YOUR WEEKEND: “Rock And Roll Is Here To Stay”, Danny and the Juniors sang in the 1960s, failing to anticipate Berghain, as well as, say, Omar Souleyman, but one does have to admit that, though rock ‘n’ roll may be gone some 45 years, rock music is a tenacious little virus that manages to continue to replicate itself in all sorts of variations a good quarter-century or so after losing its relevancy. Or rather, it’s kept alive by musicians who keep attempting to reinvent (and reinvest) its meaning.

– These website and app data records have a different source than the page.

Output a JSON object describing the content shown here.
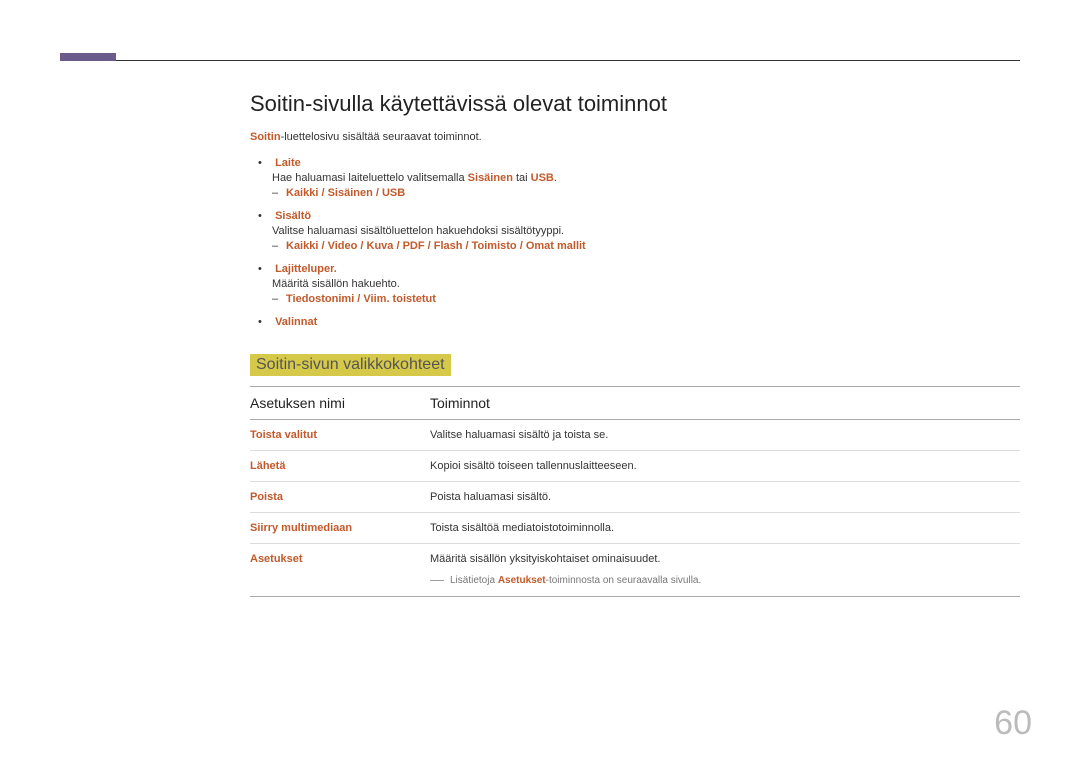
{
  "header": {
    "title": "Soitin-sivulla käytettävissä olevat toiminnot",
    "intro_prefix": "Soitin",
    "intro_rest": "-luettelosivu sisältää seuraavat toiminnot."
  },
  "items": [
    {
      "label": "Laite",
      "desc_pre": "Hae haluamasi laiteluettelo valitsemalla ",
      "desc_bold1": "Sisäinen",
      "desc_mid": " tai ",
      "desc_bold2": "USB",
      "desc_post": ".",
      "sub_chain": "Kaikki / Sisäinen / USB"
    },
    {
      "label": "Sisältö",
      "desc_plain": "Valitse haluamasi sisältöluettelon hakuehdoksi sisältötyyppi.",
      "sub_chain": "Kaikki / Video / Kuva / PDF / Flash / Toimisto / Omat mallit"
    },
    {
      "label": "Lajitteluper.",
      "desc_plain": "Määritä sisällön hakuehto.",
      "sub_chain": "Tiedostonimi / Viim. toistetut"
    },
    {
      "label": "Valinnat"
    }
  ],
  "section2": {
    "title": "Soitin-sivun valikkokohteet",
    "col_name": "Asetuksen nimi",
    "col_func": "Toiminnot",
    "rows": [
      {
        "name": "Toista valitut",
        "func": "Valitse haluamasi sisältö ja toista se."
      },
      {
        "name": "Lähetä",
        "func": "Kopioi sisältö toiseen tallennuslaitteeseen."
      },
      {
        "name": "Poista",
        "func": "Poista haluamasi sisältö."
      },
      {
        "name": "Siirry multimediaan",
        "func": "Toista sisältöä mediatoistotoiminnolla."
      },
      {
        "name": "Asetukset",
        "func": "Määritä sisällön yksityiskohtaiset ominaisuudet.",
        "note_pre": "Lisätietoja ",
        "note_bold": "Asetukset",
        "note_post": "-toiminnosta on seuraavalla sivulla."
      }
    ]
  },
  "pagenum": "60"
}
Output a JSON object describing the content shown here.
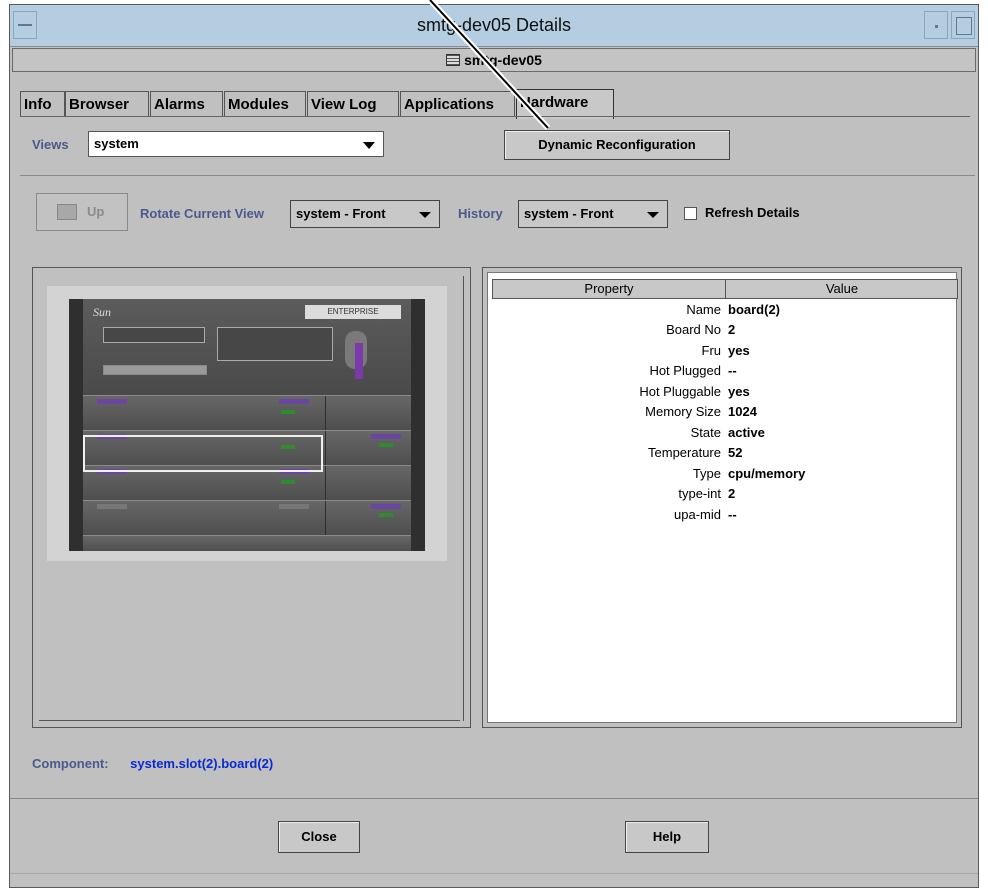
{
  "window": {
    "title": "smtg-dev05 Details",
    "host": "smtg-dev05"
  },
  "tabs": [
    {
      "label": "Info"
    },
    {
      "label": "Browser"
    },
    {
      "label": "Alarms"
    },
    {
      "label": "Modules"
    },
    {
      "label": "View Log"
    },
    {
      "label": "Applications"
    },
    {
      "label": "Hardware",
      "active": true
    }
  ],
  "views": {
    "label": "Views",
    "value": "system",
    "dynamic_reconfig_label": "Dynamic Reconfiguration"
  },
  "toolbar": {
    "up_label": "Up",
    "rotate_label": "Rotate Current View",
    "rotate_value": "system - Front",
    "history_label": "History",
    "history_value": "system - Front",
    "refresh_label": "Refresh Details",
    "refresh_checked": false
  },
  "chassis": {
    "brand": "Sun",
    "badge": "ENTERPRISE"
  },
  "properties": {
    "header_property": "Property",
    "header_value": "Value",
    "rows": [
      {
        "key": "Name",
        "value": "board(2)"
      },
      {
        "key": "Board No",
        "value": "2"
      },
      {
        "key": "Fru",
        "value": "yes"
      },
      {
        "key": "Hot Plugged",
        "value": "--"
      },
      {
        "key": "Hot Pluggable",
        "value": "yes"
      },
      {
        "key": "Memory Size",
        "value": "1024"
      },
      {
        "key": "State",
        "value": "active"
      },
      {
        "key": "Temperature",
        "value": "52"
      },
      {
        "key": "Type",
        "value": "cpu/memory"
      },
      {
        "key": "type-int",
        "value": "2"
      },
      {
        "key": "upa-mid",
        "value": "--"
      }
    ]
  },
  "component": {
    "label": "Component:",
    "value": "system.slot(2).board(2)"
  },
  "footer": {
    "close_label": "Close",
    "help_label": "Help"
  },
  "colors": {
    "titlebar": "#b4cde0",
    "window_bg": "#c0c0c0",
    "label_blue": "#4b5a8c",
    "component_blue": "#0a2bd1"
  }
}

Take MATT ELLIOTT (May 21, Circus at Bar 25) , mastermind behind the Third Eye Foundation in the 1990s, one of the primary acts that refined Shoegazing’s psychedelic leanings into abstract, experimental drone rock. Being from Bristol, it didn’t take long for drum ‘n’ bass to make it into the mix and for genre ambivalence to take root. The confusion must have been a downer for Elliott as his work became increasingly more melancholy, folk-ish and interior, as collected on a series of albums entitled with the likes of Drinking Songs, Howling Songs, Failing Songs etc. However Elliott is a perverse enough individualist that you can’t really predict what he’s going to do with any certainty. For example, he’s reviving Third Eye Foundation after years of dismissing it.
In fact it’s that sort of hippie, libertarian individualism, a variation on “Fuck you Dad, take out the trash yourself”, that’s kept rock alive, for better or worse. It doesn’t take a Camille Paglia to tell you that the electric guitar is a phallic replacement (which, for some reason, she cites approvingly). And as your neighbors have decided when you listen to the radio after 9pm, loudness is closely aligned with selfish endeavor. This could explain why so many hippies and punks have turned right-wing: it certainly couldn’t be the accumulation of wealth, otherwise the legendary Eighties guitar rock label SST Records would be signing the White Stripes and investing in the Croatian coastline. Formed by a beat poet and a metal-fusion guitarist, SACCHARINE TRUST (May 22, King Kong Klub) became the prototypical band for a label that included Hüsker Du, the Minutemen and Sonic Youth, and they’re now playing a club tinier than the ones they started out at. Under such conditions, rock’s self-regard is a necessary palliative.
But sometimes revivalism works while BUILT TO SPILL (May 21, Astra) never faded away, despite their obvious aesthetic derivations from Neil Young, DINOSAUR JR. (May 21, Astra) , another group of Young acolytes, has found a way to reunite and even record, both profitably, despite the band members’ obvious distaste for one another. Together, they bring to Astra a juggernaut of early Eighties slacker disregard, and in the most profitable manner possible. As long as the money rolls in, rock, it just keeps on rolling, as well, if also rolling over. After all, rock and roll may be here to stay but, as the song continues, the singer has no idea why.